Click for a closer look at Frontier’s proposed footprint in California.
Internet service tiers above the Californian minimum of 6 Mbps download speeds are increasingly popular among customers served by Frontier Communications. That’s one of the nuggets from the company’s quarterly earnings report and conference call on Tuesday. New CEO Daniel McCarthy said that 44% of customers who signed up for either new or upgraded Internet service in the first three months of the year opted for higher speeds. That’s up from 40% in the last three months of 2014, and about two and half times the rate that Frontier saw a couple of years ago.
That’s significant for a couple of reasons. First, it’s quantitative confirmation of a trend that the FCC recognised earlier this year when it raised the federal minimum broadband service standard to 25 Mbps down and 3 Mbps up. Second, it refutes what former Frontier CEO Maggie Wildrotter said last year about customers being happier with lower speed service at lower costs.
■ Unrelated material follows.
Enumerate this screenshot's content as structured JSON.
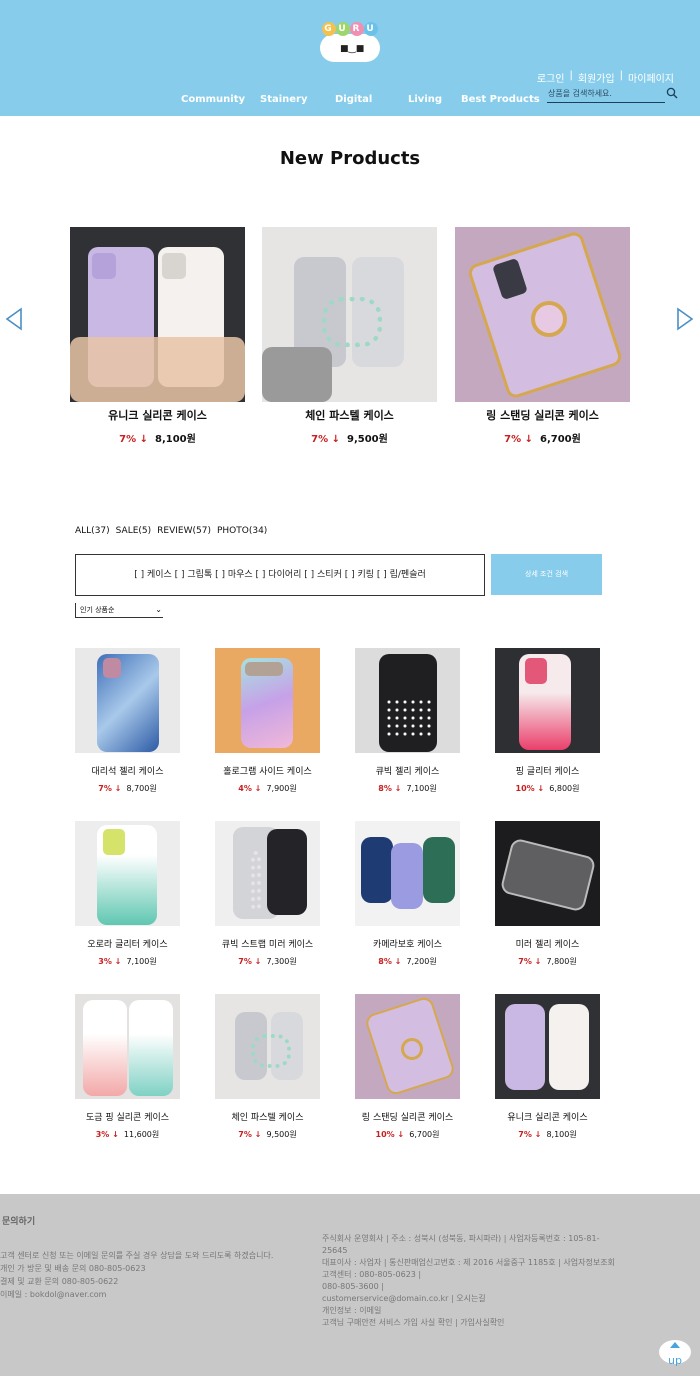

It might be true that most of Frontier’s broadband subscribers are happy today with the next download tier up – 10 to 12 Mbps – but that satisfaction is far from universal and is likely to be short lived.
McCarthy also talked about Frontiers pending purchase of Verizon’s copper and fiber business in California…
We are working on functional gap identification and remediation. Our team remains confident in our ability to complete the conversion and integration in the timeframe we have identified. We have begun the approval process, filing applications with regulatory authorities at the federal and state level.
Frontier’s ability to manage and upgrade Verizon’s decaying copper system in California will be a critical issue as the California Public Utilities Commission’s review of the deal moves forward.